### Assignment
Would you repeat all of the records underneath, exactly as written?

(Entries supplied)

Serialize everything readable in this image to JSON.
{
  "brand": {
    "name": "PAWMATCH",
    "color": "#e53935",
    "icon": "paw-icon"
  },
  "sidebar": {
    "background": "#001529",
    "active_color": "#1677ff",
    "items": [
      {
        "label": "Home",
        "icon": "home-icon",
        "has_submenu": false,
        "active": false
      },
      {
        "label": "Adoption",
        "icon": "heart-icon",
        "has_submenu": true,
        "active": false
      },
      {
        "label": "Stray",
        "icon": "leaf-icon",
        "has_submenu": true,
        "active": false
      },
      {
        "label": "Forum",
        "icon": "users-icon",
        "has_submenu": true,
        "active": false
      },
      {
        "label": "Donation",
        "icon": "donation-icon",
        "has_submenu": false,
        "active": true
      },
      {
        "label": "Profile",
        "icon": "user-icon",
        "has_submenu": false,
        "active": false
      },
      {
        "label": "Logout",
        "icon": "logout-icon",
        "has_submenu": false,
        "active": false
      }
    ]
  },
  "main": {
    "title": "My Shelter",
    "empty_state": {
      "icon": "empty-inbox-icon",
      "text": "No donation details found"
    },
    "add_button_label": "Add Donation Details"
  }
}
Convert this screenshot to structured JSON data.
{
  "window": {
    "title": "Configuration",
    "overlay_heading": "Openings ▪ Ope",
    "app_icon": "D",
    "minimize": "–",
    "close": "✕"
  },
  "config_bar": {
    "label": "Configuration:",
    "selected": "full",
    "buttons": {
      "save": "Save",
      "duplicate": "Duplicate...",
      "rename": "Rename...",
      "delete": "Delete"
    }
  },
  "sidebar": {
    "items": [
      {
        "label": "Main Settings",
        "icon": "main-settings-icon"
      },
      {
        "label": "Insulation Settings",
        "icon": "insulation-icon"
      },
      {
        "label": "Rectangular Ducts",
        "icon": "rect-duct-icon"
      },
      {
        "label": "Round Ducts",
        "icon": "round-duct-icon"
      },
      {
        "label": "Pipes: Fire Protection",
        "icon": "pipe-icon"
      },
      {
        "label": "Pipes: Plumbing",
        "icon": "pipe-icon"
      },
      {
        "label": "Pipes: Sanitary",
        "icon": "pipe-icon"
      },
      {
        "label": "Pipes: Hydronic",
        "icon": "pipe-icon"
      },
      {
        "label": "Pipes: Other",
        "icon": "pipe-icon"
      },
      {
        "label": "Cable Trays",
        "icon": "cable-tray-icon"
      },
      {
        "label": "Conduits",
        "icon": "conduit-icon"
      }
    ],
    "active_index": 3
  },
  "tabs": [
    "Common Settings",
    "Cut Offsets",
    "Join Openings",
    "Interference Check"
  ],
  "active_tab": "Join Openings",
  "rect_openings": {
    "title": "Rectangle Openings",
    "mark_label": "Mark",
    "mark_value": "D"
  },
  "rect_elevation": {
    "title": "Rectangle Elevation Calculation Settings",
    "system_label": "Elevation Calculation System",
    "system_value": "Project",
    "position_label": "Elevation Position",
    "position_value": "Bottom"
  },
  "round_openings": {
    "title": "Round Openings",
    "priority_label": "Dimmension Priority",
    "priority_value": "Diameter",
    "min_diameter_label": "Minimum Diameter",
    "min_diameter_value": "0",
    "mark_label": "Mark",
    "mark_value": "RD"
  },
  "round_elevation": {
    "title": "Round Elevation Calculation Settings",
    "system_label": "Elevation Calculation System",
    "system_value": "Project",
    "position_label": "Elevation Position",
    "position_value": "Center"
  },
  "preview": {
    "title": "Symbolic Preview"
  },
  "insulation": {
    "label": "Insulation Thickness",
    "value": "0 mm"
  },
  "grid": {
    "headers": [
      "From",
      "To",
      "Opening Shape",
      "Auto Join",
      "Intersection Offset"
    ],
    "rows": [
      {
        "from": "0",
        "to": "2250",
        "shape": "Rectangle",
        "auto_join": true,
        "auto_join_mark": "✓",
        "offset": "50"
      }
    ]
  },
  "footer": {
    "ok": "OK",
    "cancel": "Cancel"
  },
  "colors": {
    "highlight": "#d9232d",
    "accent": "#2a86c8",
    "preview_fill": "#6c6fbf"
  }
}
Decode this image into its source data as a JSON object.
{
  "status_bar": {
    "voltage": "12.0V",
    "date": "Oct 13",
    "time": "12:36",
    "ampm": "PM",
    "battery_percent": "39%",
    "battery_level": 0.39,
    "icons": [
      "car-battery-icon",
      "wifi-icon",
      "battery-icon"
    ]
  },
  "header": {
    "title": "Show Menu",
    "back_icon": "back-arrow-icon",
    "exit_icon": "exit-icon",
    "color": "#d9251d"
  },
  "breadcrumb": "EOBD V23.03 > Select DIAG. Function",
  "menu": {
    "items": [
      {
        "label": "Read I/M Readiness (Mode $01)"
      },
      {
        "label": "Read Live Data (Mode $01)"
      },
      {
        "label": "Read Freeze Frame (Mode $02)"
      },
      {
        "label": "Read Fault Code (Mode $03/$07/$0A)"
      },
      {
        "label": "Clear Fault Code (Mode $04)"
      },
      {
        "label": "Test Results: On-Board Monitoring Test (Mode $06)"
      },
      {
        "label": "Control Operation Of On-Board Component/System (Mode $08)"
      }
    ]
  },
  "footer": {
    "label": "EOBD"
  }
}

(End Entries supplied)

### Answer below
Serialize everything readable in this image to JSON.
{
  "brand": {
    "name": "PAWMATCH",
    "color": "#e53935",
    "icon": "paw-icon"
  },
  "sidebar": {
    "background": "#001529",
    "active_color": "#1677ff",
    "items": [
      {
        "label": "Home",
        "icon": "home-icon",
        "has_submenu": false,
        "active": false
      },
      {
        "label": "Adoption",
        "icon": "heart-icon",
        "has_submenu": true,
        "active": false
      },
      {
        "label": "Stray",
        "icon": "leaf-icon",
        "has_submenu": true,
        "active": false
      },
      {
        "label": "Forum",
        "icon": "users-icon",
        "has_submenu": true,
        "active": false
      },
      {
        "label": "Donation",
        "icon": "donation-icon",
        "has_submenu": false,
        "active": true
      },
      {
        "label": "Profile",
        "icon": "user-icon",
        "has_submenu": false,
        "active": false
      },
      {
        "label": "Logout",
        "icon": "logout-icon",
        "has_submenu": false,
        "active": false
      }
    ]
  },
  "main": {
    "title": "My Shelter",
    "empty_state": {
      "icon": "empty-inbox-icon",
      "text": "No donation details found"
    },
    "add_button_label": "Add Donation Details"
  }
}
Convert this screenshot to structured JSON data.
{
  "window": {
    "title": "Configuration",
    "overlay_heading": "Openings ▪ Ope",
    "app_icon": "D",
    "minimize": "–",
    "close": "✕"
  },
  "config_bar": {
    "label": "Configuration:",
    "selected": "full",
    "buttons": {
      "save": "Save",
      "duplicate": "Duplicate...",
      "rename": "Rename...",
      "delete": "Delete"
    }
  },
  "sidebar": {
    "items": [
      {
        "label": "Main Settings",
        "icon": "main-settings-icon"
      },
      {
        "label": "Insulation Settings",
        "icon": "insulation-icon"
      },
      {
        "label": "Rectangular Ducts",
        "icon": "rect-duct-icon"
      },
      {
        "label": "Round Ducts",
        "icon": "round-duct-icon"
      },
      {
        "label": "Pipes: Fire Protection",
        "icon": "pipe-icon"
      },
      {
        "label": "Pipes: Plumbing",
        "icon": "pipe-icon"
      },
      {
        "label": "Pipes: Sanitary",
        "icon": "pipe-icon"
      },
      {
        "label": "Pipes: Hydronic",
        "icon": "pipe-icon"
      },
      {
        "label": "Pipes: Other",
        "icon": "pipe-icon"
      },
      {
        "label": "Cable Trays",
        "icon": "cable-tray-icon"
      },
      {
        "label": "Conduits",
        "icon": "conduit-icon"
      }
    ],
    "active_index": 3
  },
  "tabs": [
    "Common Settings",
    "Cut Offsets",
    "Join Openings",
    "Interference Check"
  ],
  "active_tab": "Join Openings",
  "rect_openings": {
    "title": "Rectangle Openings",
    "mark_label": "Mark",
    "mark_value": "D"
  },
  "rect_elevation": {
    "title": "Rectangle Elevation Calculation Settings",
    "system_label": "Elevation Calculation System",
    "system_value": "Project",
    "position_label": "Elevation Position",
    "position_value": "Bottom"
  },
  "round_openings": {
    "title": "Round Openings",
    "priority_label": "Dimmension Priority",
    "priority_value": "Diameter",
    "min_diameter_label": "Minimum Diameter",
    "min_diameter_value": "0",
    "mark_label": "Mark",
    "mark_value": "RD"
  },
  "round_elevation": {
    "title": "Round Elevation Calculation Settings",
    "system_label": "Elevation Calculation System",
    "system_value": "Project",
    "position_label": "Elevation Position",
    "position_value": "Center"
  },
  "preview": {
    "title": "Symbolic Preview"
  },
  "insulation": {
    "label": "Insulation Thickness",
    "value": "0 mm"
  },
  "grid": {
    "headers": [
      "From",
      "To",
      "Opening Shape",
      "Auto Join",
      "Intersection Offset"
    ],
    "rows": [
      {
        "from": "0",
        "to": "2250",
        "shape": "Rectangle",
        "auto_join": true,
        "auto_join_mark": "✓",
        "offset": "50"
      }
    ]
  },
  "footer": {
    "ok": "OK",
    "cancel": "Cancel"
  },
  "colors": {
    "highlight": "#d9232d",
    "accent": "#2a86c8",
    "preview_fill": "#6c6fbf"
  }
}
Decode this image into its source data as a JSON object.
{
  "status_bar": {
    "voltage": "12.0V",
    "date": "Oct 13",
    "time": "12:36",
    "ampm": "PM",
    "battery_percent": "39%",
    "battery_level": 0.39,
    "icons": [
      "car-battery-icon",
      "wifi-icon",
      "battery-icon"
    ]
  },
  "header": {
    "title": "Show Menu",
    "back_icon": "back-arrow-icon",
    "exit_icon": "exit-icon",
    "color": "#d9251d"
  },
  "breadcrumb": "EOBD V23.03 > Select DIAG. Function",
  "menu": {
    "items": [
      {
        "label": "Read I/M Readiness (Mode $01)"
      },
      {
        "label": "Read Live Data (Mode $01)"
      },
      {
        "label": "Read Freeze Frame (Mode $02)"
      },
      {
        "label": "Read Fault Code (Mode $03/$07/$0A)"
      },
      {
        "label": "Clear Fault Code (Mode $04)"
      },
      {
        "label": "Test Results: On-Board Monitoring Test (Mode $06)"
      },
      {
        "label": "Control Operation Of On-Board Component/System (Mode $08)"
      }
    ]
  },
  "footer": {
    "label": "EOBD"
  }
}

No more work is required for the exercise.